The second bill is equally offensive, and the process for railroading it through the Legislature is particularly outrageous. SB 6576 would allow school districts to charge for reasonable (staff and administrative) costs of responding to public records requests. Again, that might sound like a good idea, but as The Herald noted, (1) agencies already “can and do charge for the cost of actually making copies” and (2) while this bill is written for school districts, it could set a dangerous precedent for other agencies that would want to conceal public information. SB 6576 is sponsored by Democratic Sens. Lisa Brown of Spokane and Rodney Tom of Medina.
And here’s what makes SB 6576 so infuriating to Washingtonians who expect, deserve and demand above-board actions by their legislators: The Washington Policy Center reported on Tuesday afternoon that this bill was added at 5:29 p.m. Saturday with 39 other bills to the agenda for the Senate Ways and Means Committee’s public hearing on Monday. That required waiving the five-day public-notice requirement for bills headed to public hearings.
But wait. This horror story gets even worse. The WPC said “those who managed to learn of the hearing were provided only 1 minute to testify on the proposed changes to the Public Records Act allowing school districts to charge unknown amounts for access to public records. Only one person testified (Rowland Thompson) and it is clear that he was frustrated with the constraints put on his right to make the case for not adopting SB 6576.” Thompson represents Allied Daily Newspapers of Washington and, more generally, the people’s right to know.
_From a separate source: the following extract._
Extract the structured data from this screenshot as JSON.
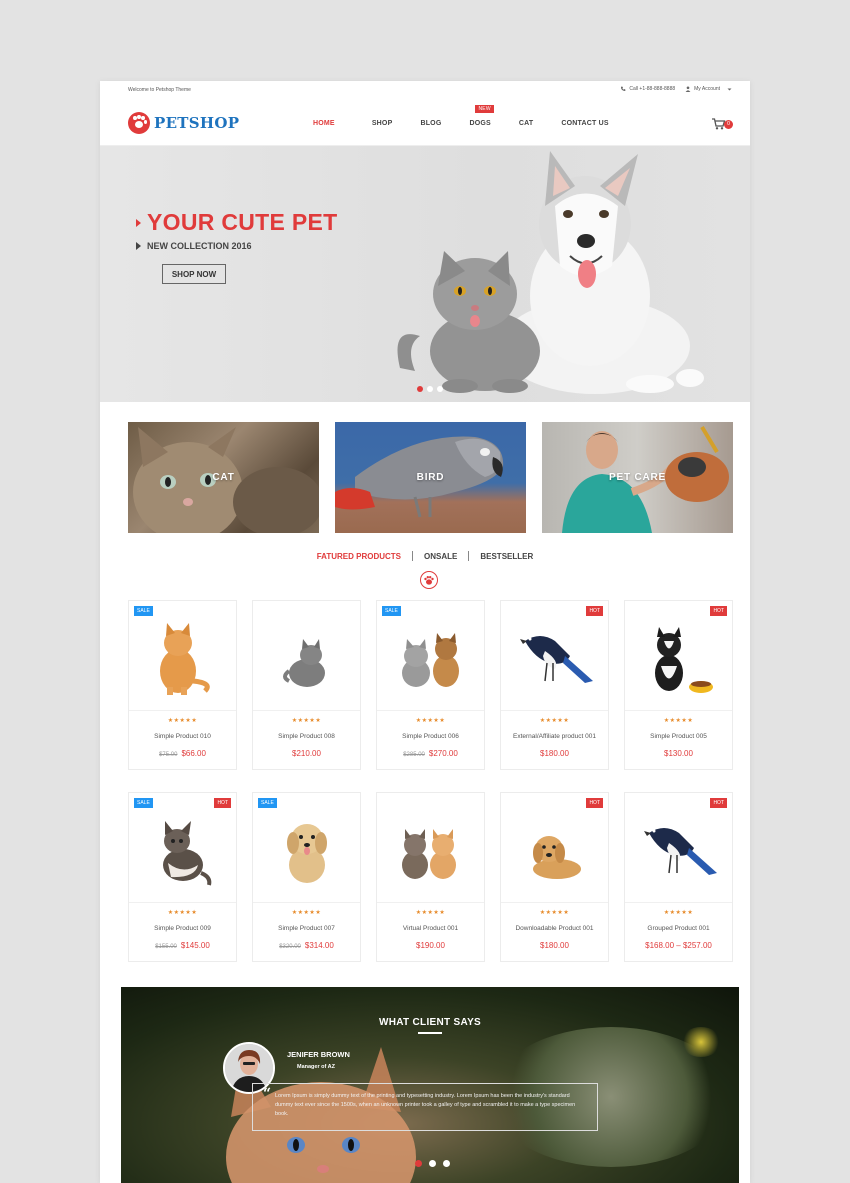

Why the rush by SB 6576 promoters? What is there to hide? One good answer comes from Toby Nixon of the Washington Coalition for Open Government: “It is inevitable that if school districts were given this power, every other agency will ask for it.”
We call on Clark County’s three state senators (Republicans Joe Zarelli of Ridgefield and Don Benton of Vancouver, and Democrat Craig Pridemore of Vancouver) to oppose these two bills and hasten their trip to the legislative dust bin. Washington’s lawmakers should pursue the bipartisan goal of protecting the public’s right to know, not eroding it.